» **What you will do**
Search the listing below for "Espresso". Copy each matching line.

» **Records provided**
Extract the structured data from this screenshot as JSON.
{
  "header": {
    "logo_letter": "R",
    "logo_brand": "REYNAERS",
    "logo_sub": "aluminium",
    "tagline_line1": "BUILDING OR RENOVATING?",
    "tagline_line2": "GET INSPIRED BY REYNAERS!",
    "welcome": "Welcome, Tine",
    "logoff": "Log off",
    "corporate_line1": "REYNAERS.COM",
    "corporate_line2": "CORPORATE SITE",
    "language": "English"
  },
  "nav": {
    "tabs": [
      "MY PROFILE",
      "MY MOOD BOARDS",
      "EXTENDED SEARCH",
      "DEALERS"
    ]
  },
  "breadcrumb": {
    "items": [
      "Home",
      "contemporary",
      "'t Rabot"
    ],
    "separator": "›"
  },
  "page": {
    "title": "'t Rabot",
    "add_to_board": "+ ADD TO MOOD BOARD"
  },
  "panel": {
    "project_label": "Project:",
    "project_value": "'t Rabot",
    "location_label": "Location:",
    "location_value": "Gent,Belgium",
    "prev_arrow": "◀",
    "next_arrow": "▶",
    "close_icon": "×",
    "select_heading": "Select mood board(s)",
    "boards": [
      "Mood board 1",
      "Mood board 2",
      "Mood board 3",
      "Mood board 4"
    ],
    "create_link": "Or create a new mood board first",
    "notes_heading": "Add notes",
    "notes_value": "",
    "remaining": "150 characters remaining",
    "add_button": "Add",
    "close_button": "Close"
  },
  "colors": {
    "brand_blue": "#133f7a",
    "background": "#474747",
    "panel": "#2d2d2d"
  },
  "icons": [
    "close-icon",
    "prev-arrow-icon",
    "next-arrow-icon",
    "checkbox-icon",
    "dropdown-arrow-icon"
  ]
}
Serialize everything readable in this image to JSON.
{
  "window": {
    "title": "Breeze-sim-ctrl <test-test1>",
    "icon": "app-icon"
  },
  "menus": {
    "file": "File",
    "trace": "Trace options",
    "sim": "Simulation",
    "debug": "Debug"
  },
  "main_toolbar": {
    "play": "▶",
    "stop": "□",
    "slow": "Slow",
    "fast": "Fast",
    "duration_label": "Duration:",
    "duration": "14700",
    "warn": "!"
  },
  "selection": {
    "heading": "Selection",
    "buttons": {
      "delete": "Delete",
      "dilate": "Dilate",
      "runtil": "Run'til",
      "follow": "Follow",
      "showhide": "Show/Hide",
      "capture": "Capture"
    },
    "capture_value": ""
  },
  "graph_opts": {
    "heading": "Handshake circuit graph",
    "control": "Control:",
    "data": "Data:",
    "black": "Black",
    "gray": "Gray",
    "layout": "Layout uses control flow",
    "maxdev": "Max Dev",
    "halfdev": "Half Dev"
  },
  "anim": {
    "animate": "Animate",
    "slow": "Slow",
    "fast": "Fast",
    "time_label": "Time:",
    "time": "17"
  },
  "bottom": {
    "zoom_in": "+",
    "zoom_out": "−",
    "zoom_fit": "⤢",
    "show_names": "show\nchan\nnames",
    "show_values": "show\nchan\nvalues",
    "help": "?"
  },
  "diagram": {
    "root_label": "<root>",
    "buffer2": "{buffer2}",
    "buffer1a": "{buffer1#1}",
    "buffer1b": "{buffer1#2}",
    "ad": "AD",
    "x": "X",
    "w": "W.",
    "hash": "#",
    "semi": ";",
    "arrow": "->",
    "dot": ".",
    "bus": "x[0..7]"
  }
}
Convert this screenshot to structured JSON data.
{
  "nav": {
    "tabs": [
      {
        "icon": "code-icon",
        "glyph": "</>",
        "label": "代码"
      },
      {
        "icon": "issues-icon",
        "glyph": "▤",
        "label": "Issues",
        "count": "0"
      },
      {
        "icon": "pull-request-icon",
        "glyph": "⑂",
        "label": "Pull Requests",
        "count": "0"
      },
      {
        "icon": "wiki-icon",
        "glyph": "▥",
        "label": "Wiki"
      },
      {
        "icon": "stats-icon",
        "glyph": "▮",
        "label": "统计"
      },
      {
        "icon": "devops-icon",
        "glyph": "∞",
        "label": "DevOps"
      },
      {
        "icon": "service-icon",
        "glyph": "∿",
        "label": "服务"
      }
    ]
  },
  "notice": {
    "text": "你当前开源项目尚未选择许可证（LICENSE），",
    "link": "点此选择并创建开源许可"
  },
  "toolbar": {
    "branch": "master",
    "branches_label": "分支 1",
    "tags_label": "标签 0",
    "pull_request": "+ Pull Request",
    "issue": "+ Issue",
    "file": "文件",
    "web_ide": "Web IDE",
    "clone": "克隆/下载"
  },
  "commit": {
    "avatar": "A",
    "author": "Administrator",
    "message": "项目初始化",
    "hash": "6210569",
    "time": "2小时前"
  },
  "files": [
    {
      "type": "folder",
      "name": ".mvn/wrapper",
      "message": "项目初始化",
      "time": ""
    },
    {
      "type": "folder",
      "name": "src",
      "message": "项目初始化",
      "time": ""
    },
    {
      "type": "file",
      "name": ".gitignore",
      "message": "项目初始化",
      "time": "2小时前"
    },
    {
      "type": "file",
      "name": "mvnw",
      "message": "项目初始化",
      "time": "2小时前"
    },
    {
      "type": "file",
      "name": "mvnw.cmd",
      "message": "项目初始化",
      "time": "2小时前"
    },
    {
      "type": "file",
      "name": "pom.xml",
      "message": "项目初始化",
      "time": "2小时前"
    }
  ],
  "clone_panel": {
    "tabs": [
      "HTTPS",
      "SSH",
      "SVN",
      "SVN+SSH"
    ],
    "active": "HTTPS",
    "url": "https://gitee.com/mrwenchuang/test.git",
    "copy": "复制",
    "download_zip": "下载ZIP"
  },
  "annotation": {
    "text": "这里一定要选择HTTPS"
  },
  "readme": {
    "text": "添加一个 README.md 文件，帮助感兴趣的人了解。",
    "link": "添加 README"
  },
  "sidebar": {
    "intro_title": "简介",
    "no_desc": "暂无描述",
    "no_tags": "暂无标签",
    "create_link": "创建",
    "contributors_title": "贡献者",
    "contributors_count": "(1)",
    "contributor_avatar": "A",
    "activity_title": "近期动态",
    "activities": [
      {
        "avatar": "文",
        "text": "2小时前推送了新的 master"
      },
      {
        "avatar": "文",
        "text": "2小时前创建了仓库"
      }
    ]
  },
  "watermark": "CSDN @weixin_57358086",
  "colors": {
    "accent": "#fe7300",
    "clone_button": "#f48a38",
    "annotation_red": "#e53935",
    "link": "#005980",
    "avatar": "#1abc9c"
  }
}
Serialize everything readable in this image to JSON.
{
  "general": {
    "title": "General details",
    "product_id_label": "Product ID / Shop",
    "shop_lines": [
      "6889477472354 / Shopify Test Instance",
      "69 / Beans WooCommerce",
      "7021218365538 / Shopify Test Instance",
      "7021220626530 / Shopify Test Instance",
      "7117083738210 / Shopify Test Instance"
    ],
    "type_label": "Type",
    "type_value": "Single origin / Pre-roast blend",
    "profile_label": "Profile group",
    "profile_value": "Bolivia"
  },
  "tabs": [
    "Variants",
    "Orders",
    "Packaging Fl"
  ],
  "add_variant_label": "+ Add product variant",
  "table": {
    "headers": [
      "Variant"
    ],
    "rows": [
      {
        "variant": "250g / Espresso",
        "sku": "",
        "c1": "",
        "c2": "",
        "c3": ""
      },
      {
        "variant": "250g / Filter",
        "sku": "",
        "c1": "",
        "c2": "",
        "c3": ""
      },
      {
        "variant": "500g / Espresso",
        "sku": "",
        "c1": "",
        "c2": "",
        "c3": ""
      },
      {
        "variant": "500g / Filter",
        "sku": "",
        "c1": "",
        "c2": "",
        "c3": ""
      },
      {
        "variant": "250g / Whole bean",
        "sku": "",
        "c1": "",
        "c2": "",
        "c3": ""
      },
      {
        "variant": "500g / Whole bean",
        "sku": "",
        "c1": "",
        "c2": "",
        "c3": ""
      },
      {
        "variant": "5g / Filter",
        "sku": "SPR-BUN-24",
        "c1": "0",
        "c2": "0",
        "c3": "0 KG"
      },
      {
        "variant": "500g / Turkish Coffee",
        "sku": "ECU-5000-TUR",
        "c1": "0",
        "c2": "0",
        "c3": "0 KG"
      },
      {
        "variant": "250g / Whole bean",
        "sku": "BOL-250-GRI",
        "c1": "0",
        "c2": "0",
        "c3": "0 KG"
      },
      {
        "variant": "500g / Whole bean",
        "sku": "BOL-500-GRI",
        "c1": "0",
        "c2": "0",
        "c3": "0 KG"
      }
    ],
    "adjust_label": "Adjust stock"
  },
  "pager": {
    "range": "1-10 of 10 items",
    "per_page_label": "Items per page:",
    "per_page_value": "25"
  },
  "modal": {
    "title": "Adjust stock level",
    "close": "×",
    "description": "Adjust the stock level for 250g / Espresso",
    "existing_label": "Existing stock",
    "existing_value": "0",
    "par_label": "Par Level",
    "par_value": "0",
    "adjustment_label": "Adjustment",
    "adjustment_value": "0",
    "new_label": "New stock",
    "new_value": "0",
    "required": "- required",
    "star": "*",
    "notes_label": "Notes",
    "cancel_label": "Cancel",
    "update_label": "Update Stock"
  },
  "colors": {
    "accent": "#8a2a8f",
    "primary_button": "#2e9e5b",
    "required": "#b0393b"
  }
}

» **Task result**
        "variant": "250g / Espresso",
        "variant": "500g / Espresso",
    "description": "Adjust the stock level for 250g / Espresso",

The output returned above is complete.